Task brief:
From the data that follows, copy every line holding the string "PublishDate".

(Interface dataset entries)

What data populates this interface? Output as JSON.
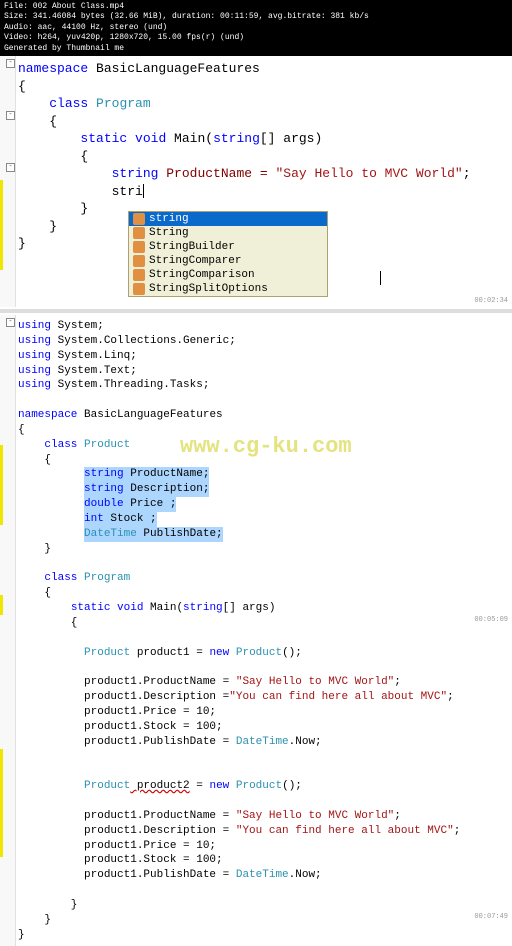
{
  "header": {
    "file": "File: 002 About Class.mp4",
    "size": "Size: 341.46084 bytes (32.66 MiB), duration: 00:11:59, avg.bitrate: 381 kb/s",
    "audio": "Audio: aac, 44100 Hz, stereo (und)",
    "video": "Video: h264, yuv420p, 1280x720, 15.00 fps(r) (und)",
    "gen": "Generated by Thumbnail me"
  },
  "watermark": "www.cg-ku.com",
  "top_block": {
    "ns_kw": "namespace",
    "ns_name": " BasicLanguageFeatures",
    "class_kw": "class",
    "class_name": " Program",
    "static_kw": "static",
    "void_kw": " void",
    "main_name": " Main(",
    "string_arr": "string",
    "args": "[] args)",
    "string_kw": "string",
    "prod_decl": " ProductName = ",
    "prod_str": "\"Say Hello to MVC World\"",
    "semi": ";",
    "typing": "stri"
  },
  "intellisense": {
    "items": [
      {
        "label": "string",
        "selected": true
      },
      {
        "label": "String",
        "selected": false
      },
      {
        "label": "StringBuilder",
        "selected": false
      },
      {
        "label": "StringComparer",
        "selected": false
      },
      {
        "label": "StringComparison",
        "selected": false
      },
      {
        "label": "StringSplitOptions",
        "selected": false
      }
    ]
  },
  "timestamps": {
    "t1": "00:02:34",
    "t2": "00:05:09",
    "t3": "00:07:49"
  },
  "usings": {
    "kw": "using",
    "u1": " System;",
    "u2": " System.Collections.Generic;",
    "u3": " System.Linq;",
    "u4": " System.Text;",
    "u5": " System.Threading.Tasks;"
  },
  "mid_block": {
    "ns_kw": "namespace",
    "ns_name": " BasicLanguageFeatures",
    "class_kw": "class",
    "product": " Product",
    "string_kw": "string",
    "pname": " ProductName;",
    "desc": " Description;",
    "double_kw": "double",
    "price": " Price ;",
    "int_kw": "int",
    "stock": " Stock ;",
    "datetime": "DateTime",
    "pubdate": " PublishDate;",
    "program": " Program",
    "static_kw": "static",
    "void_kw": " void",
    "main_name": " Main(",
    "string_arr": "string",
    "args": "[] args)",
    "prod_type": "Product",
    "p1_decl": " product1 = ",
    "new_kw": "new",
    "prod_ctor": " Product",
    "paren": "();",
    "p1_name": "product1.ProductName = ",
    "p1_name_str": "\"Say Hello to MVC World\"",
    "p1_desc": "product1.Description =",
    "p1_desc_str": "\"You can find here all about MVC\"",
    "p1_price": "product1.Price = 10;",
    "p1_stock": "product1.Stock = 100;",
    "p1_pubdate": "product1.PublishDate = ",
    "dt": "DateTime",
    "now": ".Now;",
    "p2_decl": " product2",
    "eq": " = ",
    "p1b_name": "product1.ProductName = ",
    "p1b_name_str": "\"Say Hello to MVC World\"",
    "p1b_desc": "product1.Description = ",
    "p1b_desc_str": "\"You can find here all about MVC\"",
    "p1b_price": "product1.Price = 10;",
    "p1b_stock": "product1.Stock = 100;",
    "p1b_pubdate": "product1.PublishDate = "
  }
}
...
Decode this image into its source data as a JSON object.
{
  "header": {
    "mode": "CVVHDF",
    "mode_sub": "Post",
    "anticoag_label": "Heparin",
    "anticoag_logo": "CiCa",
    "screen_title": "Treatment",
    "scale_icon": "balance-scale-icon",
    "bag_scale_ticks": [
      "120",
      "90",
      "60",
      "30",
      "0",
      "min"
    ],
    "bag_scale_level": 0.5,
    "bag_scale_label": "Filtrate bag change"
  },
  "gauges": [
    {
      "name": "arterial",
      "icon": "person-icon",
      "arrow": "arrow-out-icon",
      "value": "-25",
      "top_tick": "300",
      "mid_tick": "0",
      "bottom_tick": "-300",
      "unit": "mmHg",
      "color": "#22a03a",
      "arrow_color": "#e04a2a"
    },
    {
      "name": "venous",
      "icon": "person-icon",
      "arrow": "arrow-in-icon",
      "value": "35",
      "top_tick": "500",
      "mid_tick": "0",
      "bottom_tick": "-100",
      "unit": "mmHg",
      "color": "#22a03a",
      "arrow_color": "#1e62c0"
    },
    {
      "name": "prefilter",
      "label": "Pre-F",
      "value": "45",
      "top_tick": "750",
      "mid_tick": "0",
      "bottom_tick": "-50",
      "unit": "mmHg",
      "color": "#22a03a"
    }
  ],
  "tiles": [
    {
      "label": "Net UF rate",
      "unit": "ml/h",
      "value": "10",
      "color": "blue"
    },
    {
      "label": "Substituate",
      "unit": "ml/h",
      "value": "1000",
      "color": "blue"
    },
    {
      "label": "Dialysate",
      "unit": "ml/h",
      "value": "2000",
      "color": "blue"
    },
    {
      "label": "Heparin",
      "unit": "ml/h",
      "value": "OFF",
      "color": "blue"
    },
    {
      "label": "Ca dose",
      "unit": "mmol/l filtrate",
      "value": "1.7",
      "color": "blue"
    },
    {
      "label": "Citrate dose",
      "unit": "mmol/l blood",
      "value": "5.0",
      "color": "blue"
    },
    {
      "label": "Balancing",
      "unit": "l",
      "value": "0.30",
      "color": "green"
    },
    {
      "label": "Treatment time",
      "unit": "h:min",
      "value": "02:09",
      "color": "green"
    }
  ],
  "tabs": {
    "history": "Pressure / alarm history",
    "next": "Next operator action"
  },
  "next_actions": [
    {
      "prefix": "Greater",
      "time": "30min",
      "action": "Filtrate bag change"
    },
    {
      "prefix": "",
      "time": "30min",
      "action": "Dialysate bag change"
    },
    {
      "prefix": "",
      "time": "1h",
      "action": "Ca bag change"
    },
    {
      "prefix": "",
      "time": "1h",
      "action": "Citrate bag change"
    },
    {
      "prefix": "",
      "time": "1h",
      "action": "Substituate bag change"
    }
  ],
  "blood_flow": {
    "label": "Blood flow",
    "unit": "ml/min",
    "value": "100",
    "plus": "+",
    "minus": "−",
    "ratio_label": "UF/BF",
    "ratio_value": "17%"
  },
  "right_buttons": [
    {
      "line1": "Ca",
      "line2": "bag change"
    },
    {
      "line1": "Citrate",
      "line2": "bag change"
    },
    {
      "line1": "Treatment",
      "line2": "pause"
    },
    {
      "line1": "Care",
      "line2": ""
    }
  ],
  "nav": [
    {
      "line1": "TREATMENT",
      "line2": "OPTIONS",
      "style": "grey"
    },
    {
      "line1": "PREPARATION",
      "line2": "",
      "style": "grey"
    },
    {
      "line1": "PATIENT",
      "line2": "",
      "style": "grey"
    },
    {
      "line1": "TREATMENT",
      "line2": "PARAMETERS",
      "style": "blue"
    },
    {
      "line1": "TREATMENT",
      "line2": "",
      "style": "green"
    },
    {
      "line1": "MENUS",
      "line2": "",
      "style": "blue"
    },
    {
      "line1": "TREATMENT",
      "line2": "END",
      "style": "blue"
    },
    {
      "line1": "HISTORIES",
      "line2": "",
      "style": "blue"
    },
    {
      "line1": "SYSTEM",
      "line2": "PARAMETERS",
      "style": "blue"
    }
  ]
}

Output below:
    "pubdate": " PublishDate;",
    "p1_pubdate": "product1.PublishDate = ",
    "p1b_pubdate": "product1.PublishDate = "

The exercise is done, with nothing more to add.